And this realization that simple linear regression would be a giant leap forward leads us to notice what is perhaps the most perverse part of our continued use of NHST in the social sciences: the machinery of NHST actually requires us to at least estimate all of the coefficients in our idealized equation (albeit in a possibly biased way), because t-tests, ANOVA's and linear regression actually require those estimates before one can compute a p-value. We are already producing, as a byproduct of our obsession with NHST, a strictly superior form of knowledge about the beta_i's, but we throw all of that information away! The entire substance of what I would call powerful scientific knowledge is consider a worthless intermediate step in falsifying the null and supporting one's favorite qualitative hypothesis: the estimates of the beta_i's are typically published, but simple verbal questioning of most social scientists will confirm that people do not walk away from papers they have read with this quantitative knowledge in memory.

I find it very odd that, in an age so otherwise concerned with the conservation of resources, we should be so careless with quantitative knowledge that we are willing to discard it as a valueless intermediate byproduct of the process of falsifying the null. I think this careless indifference to the more meaningful quantitative values that are estimated as a means to the end of producing a p-value reflects powerful epistemological misunderstandings on the part of the social sciences: we have much too little interest in quantitative thinking, foremost of which should be an interest in exact numerical prediction.
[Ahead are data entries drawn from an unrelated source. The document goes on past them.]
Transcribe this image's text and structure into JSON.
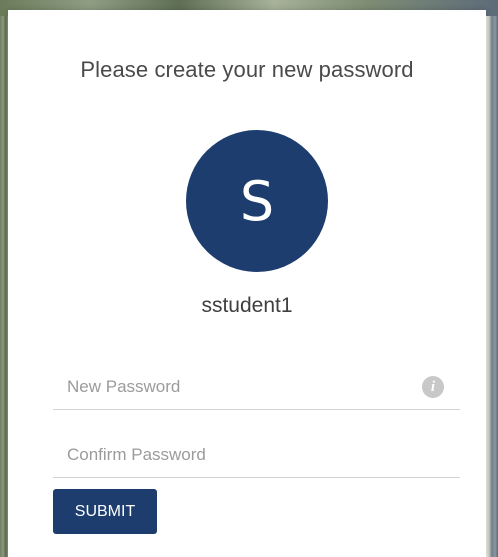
{
  "form": {
    "title": "Please create your new password",
    "avatar_letter": "S",
    "username": "sstudent1",
    "new_password": {
      "value": "",
      "placeholder": "New Password",
      "info_icon": "info-icon"
    },
    "confirm_password": {
      "value": "",
      "placeholder": "Confirm Password"
    },
    "submit_label": "SUBMIT"
  },
  "colors": {
    "accent": "#1c3d6e",
    "background": "#ffffff",
    "text": "#4a4a4a",
    "placeholder": "#9b9b9b"
  }
}
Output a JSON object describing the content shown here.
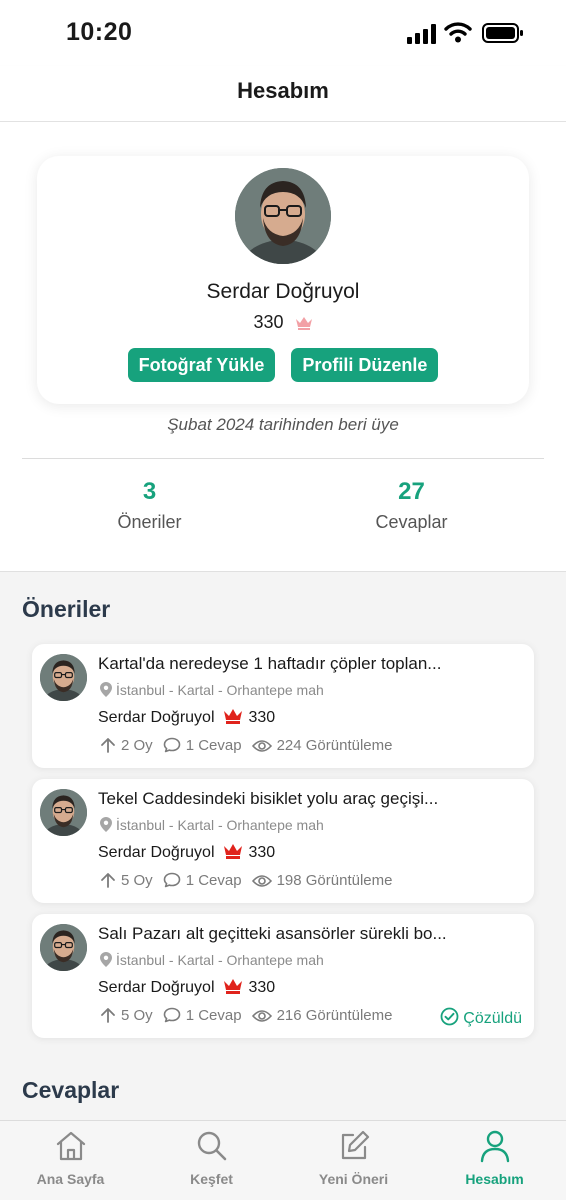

And it is this absence of interest in exact numerical prediction that sets us apart from astronomy, a field that, unlike our own, does not even have limited access to randomized experiments. Astronomers have learned to make due using only observational data by building formal and numerically precise models that make sharp predictions whose accuracy can be rigorously tested. As I have shown, even if practiced perfectly in a simpler world, NHST would not produce a body of knowledge with value even close to the knowledge that any undergraduate in astronomy has.2 As a field, we should not accept this condition. In the long-term, scientific knowledge must be quantitative. We are already capable of producing such knowledge: indeed, we produce it as a waste product of our quest to falsify the null. If we abandon our interest in NHST and focus instead on the prediction of quantitative measurements, we will put our field on a healthier path towards catching up with the physical sciences. While we may always trail behind because of the intrinsic difficulty of our work, I also believe that the social sciences, in principle, have much more to offer to humanity than the natural sciences. We should start to live up to that promise more often. But NHST is a serious impediment to that, because it pushes towards the acquisition of a radically inferior type of knowledge that is not cumulative: there is no viable method for combining the successful falsification of the null about beta_i and the falsification of the null about beta_j into a coherent whole that will predict unseen data.

### References

Paul E. Meehl (1978) "Theoretical Risks and Tabular Asterisks: Sir Karl, Sir Ronald, and the Slow Progress of Soft Psychology", Journal of Consulting and Clinical Psychology

David A. Freedman (1991), "Statistical Models and Shoe Leather", Sociological Methodology

Paul E. Meehl (1990), "Why Summaries of Research on Psychological Theories are Often Uninterpretable", Psychological Reports

1. I have found that this crud factor surprises some non-psychologists. To convince non-psychologists, I would note that Meehl once collected 15 variables about people and regressed every pair of them. 96% had a highly significant (p < 10e-6) correlation.
2. I note that a side product of this observation should be the conclusion that we psychologists have an excessive faith in the value of randomized experiments. It is the sharp prediction of unseen data in a way that is readily falsifiable that makes a field of inquiry as valuable to humanity as the physical sciences already are: while we social scientists do, in fact, have much such knowledge, it is attributable almost entirely to the intellectual talent and personal integrity of social scientists, all of which function despite our crippling usage of NHST.